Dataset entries

Segment Open

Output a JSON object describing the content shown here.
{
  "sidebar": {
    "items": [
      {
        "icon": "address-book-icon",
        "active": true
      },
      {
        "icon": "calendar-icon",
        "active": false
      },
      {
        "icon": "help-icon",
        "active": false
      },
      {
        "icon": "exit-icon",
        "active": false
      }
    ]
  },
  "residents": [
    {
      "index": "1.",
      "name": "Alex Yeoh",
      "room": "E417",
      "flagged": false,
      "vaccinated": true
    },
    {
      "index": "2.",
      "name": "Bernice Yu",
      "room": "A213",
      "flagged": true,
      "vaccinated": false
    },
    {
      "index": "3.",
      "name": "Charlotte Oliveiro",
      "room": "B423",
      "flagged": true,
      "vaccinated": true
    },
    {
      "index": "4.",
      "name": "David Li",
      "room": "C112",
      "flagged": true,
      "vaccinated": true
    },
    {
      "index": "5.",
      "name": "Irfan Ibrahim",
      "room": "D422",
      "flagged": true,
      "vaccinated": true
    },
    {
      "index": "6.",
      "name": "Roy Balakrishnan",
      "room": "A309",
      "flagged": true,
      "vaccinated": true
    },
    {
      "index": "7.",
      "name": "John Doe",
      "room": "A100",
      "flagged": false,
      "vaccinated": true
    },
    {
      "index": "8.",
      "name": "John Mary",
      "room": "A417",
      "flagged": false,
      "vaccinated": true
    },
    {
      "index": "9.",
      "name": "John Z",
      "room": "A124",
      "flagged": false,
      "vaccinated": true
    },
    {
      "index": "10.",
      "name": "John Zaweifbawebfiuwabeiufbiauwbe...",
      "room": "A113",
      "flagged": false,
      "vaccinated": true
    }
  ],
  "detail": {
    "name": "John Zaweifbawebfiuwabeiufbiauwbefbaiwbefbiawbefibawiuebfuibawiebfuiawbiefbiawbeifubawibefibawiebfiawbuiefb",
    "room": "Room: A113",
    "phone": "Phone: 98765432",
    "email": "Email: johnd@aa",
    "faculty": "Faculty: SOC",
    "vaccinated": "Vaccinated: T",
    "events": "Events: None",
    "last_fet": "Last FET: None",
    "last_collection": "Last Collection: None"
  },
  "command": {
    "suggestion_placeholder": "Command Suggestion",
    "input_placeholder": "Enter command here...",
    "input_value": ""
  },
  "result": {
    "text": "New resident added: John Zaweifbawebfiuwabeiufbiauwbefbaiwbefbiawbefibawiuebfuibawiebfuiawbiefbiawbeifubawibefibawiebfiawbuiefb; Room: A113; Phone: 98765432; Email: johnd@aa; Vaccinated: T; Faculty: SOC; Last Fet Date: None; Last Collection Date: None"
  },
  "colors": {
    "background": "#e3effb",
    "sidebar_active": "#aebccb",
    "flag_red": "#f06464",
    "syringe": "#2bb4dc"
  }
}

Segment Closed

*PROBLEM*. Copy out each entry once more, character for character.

*RESPONSE TO THE TASK*.
Output a JSON object describing the content shown here.
{
  "sidebar": {
    "items": [
      {
        "icon": "address-book-icon",
        "active": true
      },
      {
        "icon": "calendar-icon",
        "active": false
      },
      {
        "icon": "help-icon",
        "active": false
      },
      {
        "icon": "exit-icon",
        "active": false
      }
    ]
  },
  "residents": [
    {
      "index": "1.",
      "name": "Alex Yeoh",
      "room": "E417",
      "flagged": false,
      "vaccinated": true
    },
    {
      "index": "2.",
      "name": "Bernice Yu",
      "room": "A213",
      "flagged": true,
      "vaccinated": false
    },
    {
      "index": "3.",
      "name": "Charlotte Oliveiro",
      "room": "B423",
      "flagged": true,
      "vaccinated": true
    },
    {
      "index": "4.",
      "name": "David Li",
      "room": "C112",
      "flagged": true,
      "vaccinated": true
    },
    {
      "index": "5.",
      "name": "Irfan Ibrahim",
      "room": "D422",
      "flagged": true,
      "vaccinated": true
    },
    {
      "index": "6.",
      "name": "Roy Balakrishnan",
      "room": "A309",
      "flagged": true,
      "vaccinated": true
    },
    {
      "index": "7.",
      "name": "John Doe",
      "room": "A100",
      "flagged": false,
      "vaccinated": true
    },
    {
      "index": "8.",
      "name": "John Mary",
      "room": "A417",
      "flagged": false,
      "vaccinated": true
    },
    {
      "index": "9.",
      "name": "John Z",
      "room": "A124",
      "flagged": false,
      "vaccinated": true
    },
    {
      "index": "10.",
      "name": "John Zaweifbawebfiuwabeiufbiauwbe...",
      "room": "A113",
      "flagged": false,
      "vaccinated": true
    }
  ],
  "detail": {
    "name": "John Zaweifbawebfiuwabeiufbiauwbefbaiwbefbiawbefibawiuebfuibawiebfuiawbiefbiawbeifubawibefibawiebfiawbuiefb",
    "room": "Room: A113",
    "phone": "Phone: 98765432",
    "email": "Email: johnd@aa",
    "faculty": "Faculty: SOC",
    "vaccinated": "Vaccinated: T",
    "events": "Events: None",
    "last_fet": "Last FET: None",
    "last_collection": "Last Collection: None"
  },
  "command": {
    "suggestion_placeholder": "Command Suggestion",
    "input_placeholder": "Enter command here...",
    "input_value": ""
  },
  "result": {
    "text": "New resident added: John Zaweifbawebfiuwabeiufbiauwbefbaiwbefbiawbefibawiuebfuibawiebfuiawbiefbiawbeifubawibefibawiebfiawbuiefb; Room: A113; Phone: 98765432; Email: johnd@aa; Vaccinated: T; Faculty: SOC; Last Fet Date: None; Last Collection Date: None"
  },
  "colors": {
    "background": "#e3effb",
    "sidebar_active": "#aebccb",
    "flag_red": "#f06464",
    "syringe": "#2bb4dc"
  }
}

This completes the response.